> Work to complete:
Provide the records once more, identical to the original.
*** Excerpted data Section Begins ***
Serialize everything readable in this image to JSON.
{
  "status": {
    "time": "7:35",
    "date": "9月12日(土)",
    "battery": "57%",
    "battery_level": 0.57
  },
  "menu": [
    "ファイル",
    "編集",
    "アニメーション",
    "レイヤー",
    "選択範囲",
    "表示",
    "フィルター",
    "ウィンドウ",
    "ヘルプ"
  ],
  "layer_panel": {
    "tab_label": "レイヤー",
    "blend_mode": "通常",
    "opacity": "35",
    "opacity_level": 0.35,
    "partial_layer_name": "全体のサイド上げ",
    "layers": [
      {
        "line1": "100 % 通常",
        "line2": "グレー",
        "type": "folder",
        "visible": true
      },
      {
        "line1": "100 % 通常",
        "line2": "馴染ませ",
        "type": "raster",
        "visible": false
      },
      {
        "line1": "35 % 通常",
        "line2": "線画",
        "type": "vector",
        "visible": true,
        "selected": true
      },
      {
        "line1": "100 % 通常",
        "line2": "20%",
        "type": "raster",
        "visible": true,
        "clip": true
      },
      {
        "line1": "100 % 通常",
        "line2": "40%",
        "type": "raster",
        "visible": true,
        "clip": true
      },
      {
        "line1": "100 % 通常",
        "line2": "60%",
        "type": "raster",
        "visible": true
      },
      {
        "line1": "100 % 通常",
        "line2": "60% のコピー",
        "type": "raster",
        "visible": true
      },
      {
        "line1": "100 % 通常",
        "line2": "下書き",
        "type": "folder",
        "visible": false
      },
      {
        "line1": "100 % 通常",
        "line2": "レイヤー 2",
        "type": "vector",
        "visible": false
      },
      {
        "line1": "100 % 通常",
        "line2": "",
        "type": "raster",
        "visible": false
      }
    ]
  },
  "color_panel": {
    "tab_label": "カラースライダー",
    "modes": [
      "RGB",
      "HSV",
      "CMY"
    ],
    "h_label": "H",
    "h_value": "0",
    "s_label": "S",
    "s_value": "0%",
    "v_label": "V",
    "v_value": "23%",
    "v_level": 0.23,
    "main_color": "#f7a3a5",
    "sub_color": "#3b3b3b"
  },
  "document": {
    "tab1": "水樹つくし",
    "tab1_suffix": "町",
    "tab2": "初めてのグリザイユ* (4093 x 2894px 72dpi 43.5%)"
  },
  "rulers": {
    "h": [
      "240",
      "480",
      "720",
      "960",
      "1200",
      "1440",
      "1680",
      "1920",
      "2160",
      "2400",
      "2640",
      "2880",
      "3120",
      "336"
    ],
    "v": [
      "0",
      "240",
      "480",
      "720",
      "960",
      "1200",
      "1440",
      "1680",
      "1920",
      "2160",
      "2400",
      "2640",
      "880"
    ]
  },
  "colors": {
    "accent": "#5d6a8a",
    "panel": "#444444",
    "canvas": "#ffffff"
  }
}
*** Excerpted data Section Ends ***
> Written solution:
Serialize everything readable in this image to JSON.
{
  "status": {
    "time": "7:35",
    "date": "9月12日(土)",
    "battery": "57%",
    "battery_level": 0.57
  },
  "menu": [
    "ファイル",
    "編集",
    "アニメーション",
    "レイヤー",
    "選択範囲",
    "表示",
    "フィルター",
    "ウィンドウ",
    "ヘルプ"
  ],
  "layer_panel": {
    "tab_label": "レイヤー",
    "blend_mode": "通常",
    "opacity": "35",
    "opacity_level": 0.35,
    "partial_layer_name": "全体のサイド上げ",
    "layers": [
      {
        "line1": "100 % 通常",
        "line2": "グレー",
        "type": "folder",
        "visible": true
      },
      {
        "line1": "100 % 通常",
        "line2": "馴染ませ",
        "type": "raster",
        "visible": false
      },
      {
        "line1": "35 % 通常",
        "line2": "線画",
        "type": "vector",
        "visible": true,
        "selected": true
      },
      {
        "line1": "100 % 通常",
        "line2": "20%",
        "type": "raster",
        "visible": true,
        "clip": true
      },
      {
        "line1": "100 % 通常",
        "line2": "40%",
        "type": "raster",
        "visible": true,
        "clip": true
      },
      {
        "line1": "100 % 通常",
        "line2": "60%",
        "type": "raster",
        "visible": true
      },
      {
        "line1": "100 % 通常",
        "line2": "60% のコピー",
        "type": "raster",
        "visible": true
      },
      {
        "line1": "100 % 通常",
        "line2": "下書き",
        "type": "folder",
        "visible": false
      },
      {
        "line1": "100 % 通常",
        "line2": "レイヤー 2",
        "type": "vector",
        "visible": false
      },
      {
        "line1": "100 % 通常",
        "line2": "",
        "type": "raster",
        "visible": false
      }
    ]
  },
  "color_panel": {
    "tab_label": "カラースライダー",
    "modes": [
      "RGB",
      "HSV",
      "CMY"
    ],
    "h_label": "H",
    "h_value": "0",
    "s_label": "S",
    "s_value": "0%",
    "v_label": "V",
    "v_value": "23%",
    "v_level": 0.23,
    "main_color": "#f7a3a5",
    "sub_color": "#3b3b3b"
  },
  "document": {
    "tab1": "水樹つくし",
    "tab1_suffix": "町",
    "tab2": "初めてのグリザイユ* (4093 x 2894px 72dpi 43.5%)"
  },
  "rulers": {
    "h": [
      "240",
      "480",
      "720",
      "960",
      "1200",
      "1440",
      "1680",
      "1920",
      "2160",
      "2400",
      "2640",
      "2880",
      "3120",
      "336"
    ],
    "v": [
      "0",
      "240",
      "480",
      "720",
      "960",
      "1200",
      "1440",
      "1680",
      "1920",
      "2160",
      "2400",
      "2640",
      "880"
    ]
  },
  "colors": {
    "accent": "#5d6a8a",
    "panel": "#444444",
    "canvas": "#ffffff"
  }
}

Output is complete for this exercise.